[WHAT YOU ARE ASKED TO DO]: Tally how many lines in the data below include "icon", then please reply with only that figure.

--------------------------------------------------

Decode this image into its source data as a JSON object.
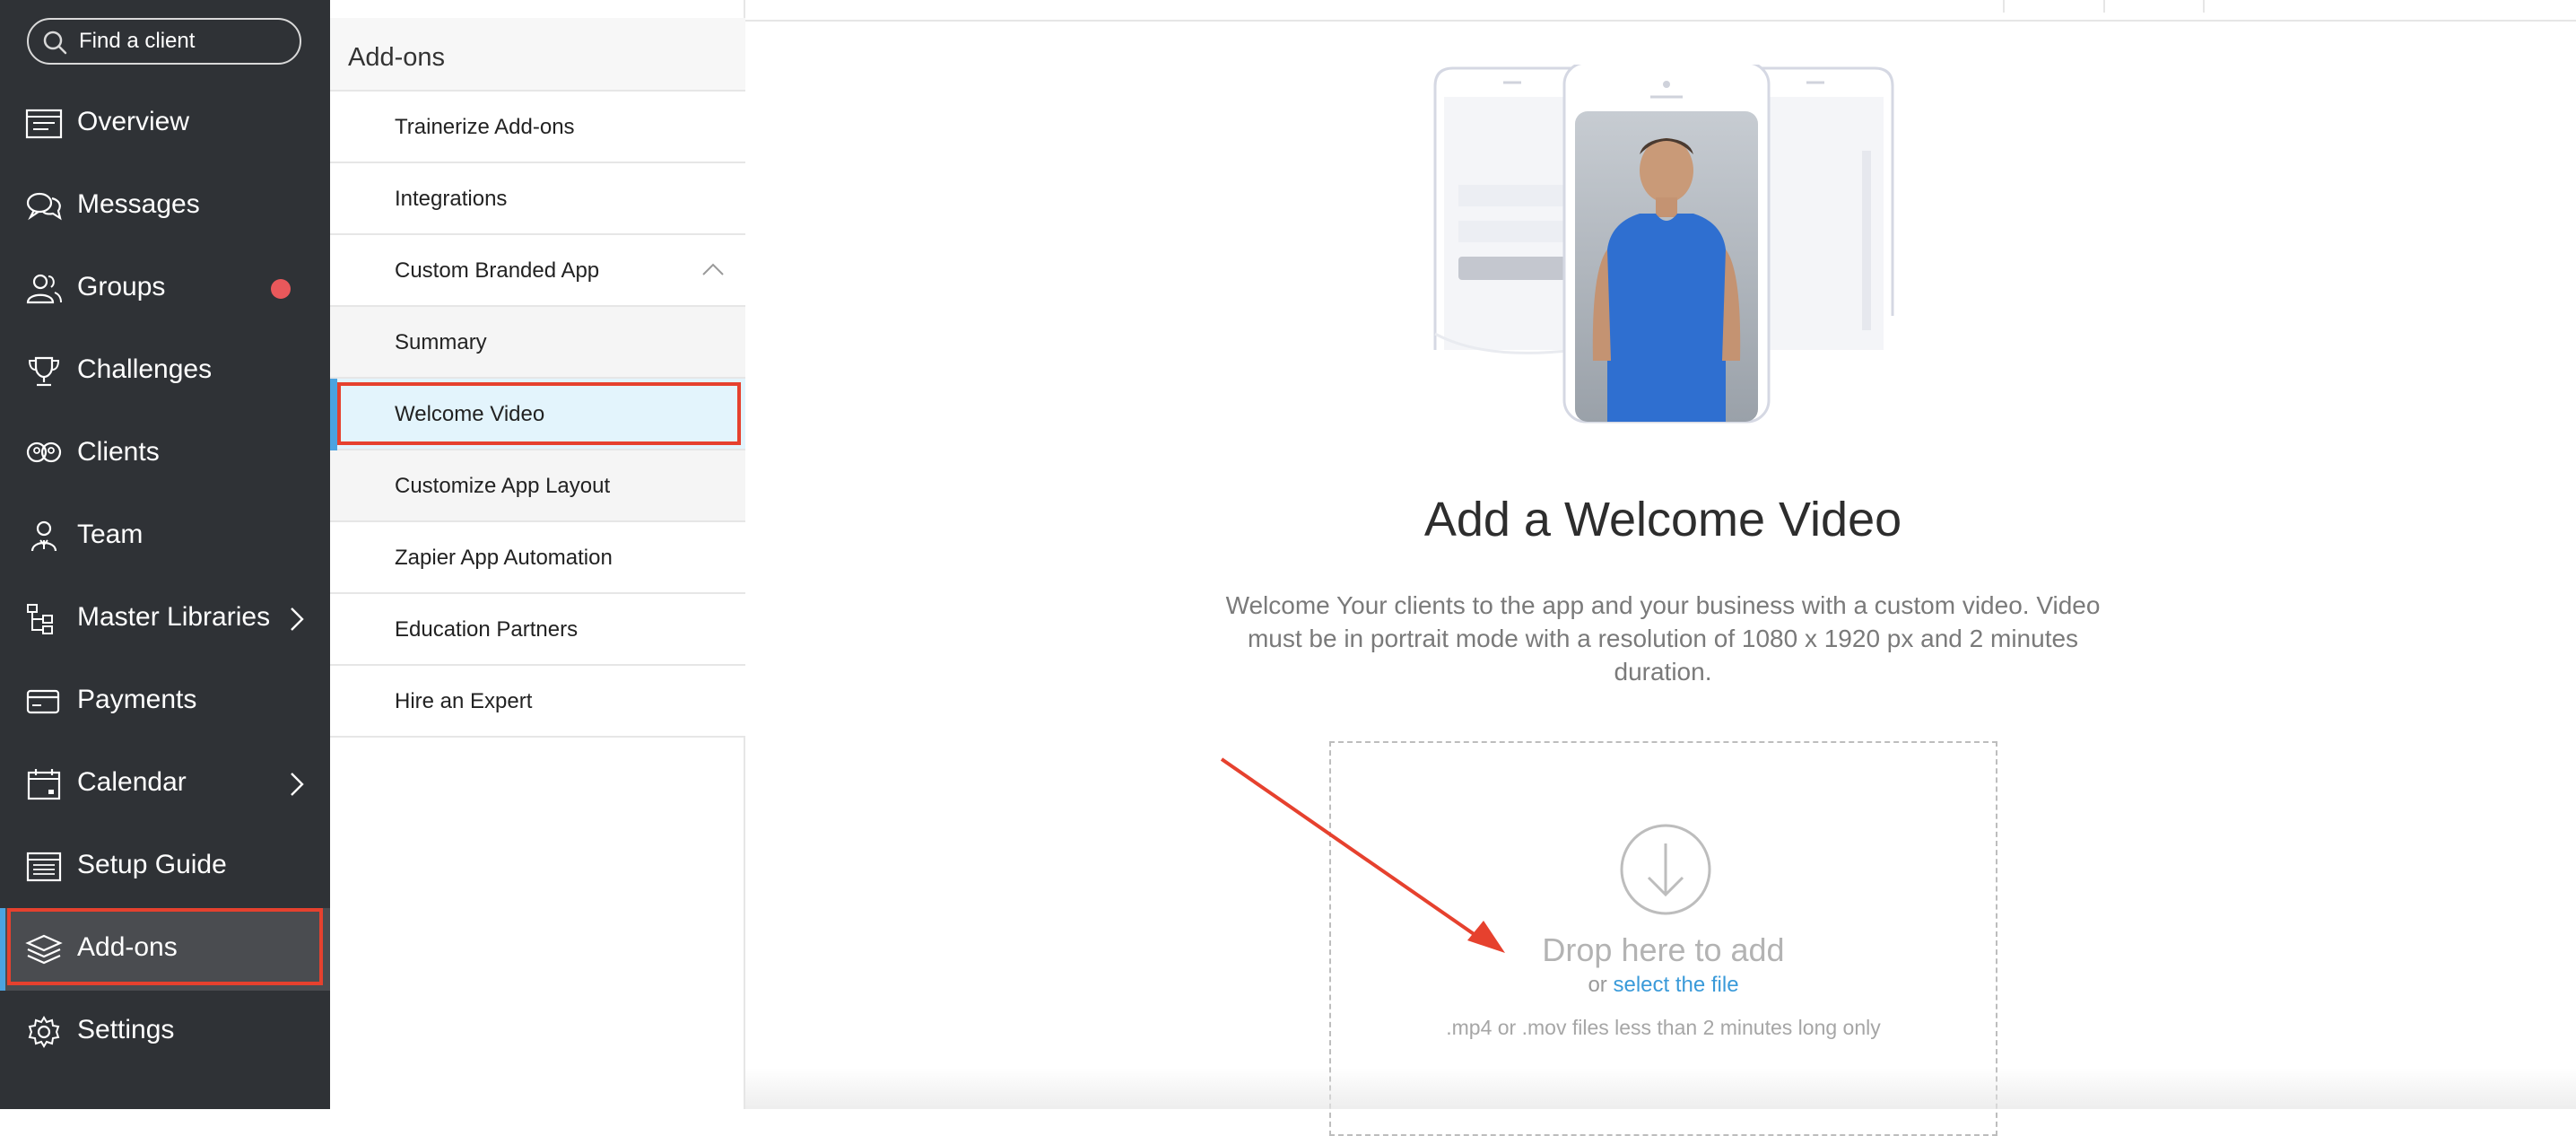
{
  "search": {
    "placeholder": "Find a client"
  },
  "nav": {
    "items": [
      {
        "label": "Overview",
        "icon": "overview-icon"
      },
      {
        "label": "Messages",
        "icon": "messages-icon"
      },
      {
        "label": "Groups",
        "icon": "groups-icon",
        "badge_color": "#e9585b"
      },
      {
        "label": "Challenges",
        "icon": "trophy-icon"
      },
      {
        "label": "Clients",
        "icon": "clients-icon"
      },
      {
        "label": "Team",
        "icon": "team-icon"
      },
      {
        "label": "Master Libraries",
        "icon": "libraries-icon",
        "has_submenu": true
      },
      {
        "label": "Payments",
        "icon": "payments-icon"
      },
      {
        "label": "Calendar",
        "icon": "calendar-icon",
        "has_submenu": true
      },
      {
        "label": "Setup Guide",
        "icon": "setup-guide-icon"
      },
      {
        "label": "Add-ons",
        "icon": "addons-icon",
        "active": true
      },
      {
        "label": "Settings",
        "icon": "gear-icon"
      }
    ]
  },
  "subnav": {
    "title": "Add-ons",
    "items": [
      {
        "label": "Trainerize Add-ons"
      },
      {
        "label": "Integrations"
      },
      {
        "label": "Custom Branded App",
        "expanded": true
      },
      {
        "label": "Summary",
        "child": true
      },
      {
        "label": "Welcome Video",
        "child": true,
        "selected": true
      },
      {
        "label": "Customize App Layout",
        "child": true
      },
      {
        "label": "Zapier App Automation"
      },
      {
        "label": "Education Partners"
      },
      {
        "label": "Hire an Expert"
      }
    ]
  },
  "main": {
    "title": "Add a Welcome Video",
    "description": "Welcome Your clients to the app and your business with a custom video. Video must be in portrait mode with a resolution of 1080 x 1920 px and 2 minutes duration.",
    "dropzone": {
      "title": "Drop here to add",
      "or_text": "or",
      "link_text": "select the file",
      "note": ".mp4 or .mov files less than 2 minutes long only"
    }
  },
  "colors": {
    "nav_bg": "#2f3236",
    "active_bg": "#4a4c50",
    "accent": "#4ba3e0",
    "highlight": "#e6412e",
    "link": "#3a9ad9"
  }
}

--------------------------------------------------

[REPLY]: 12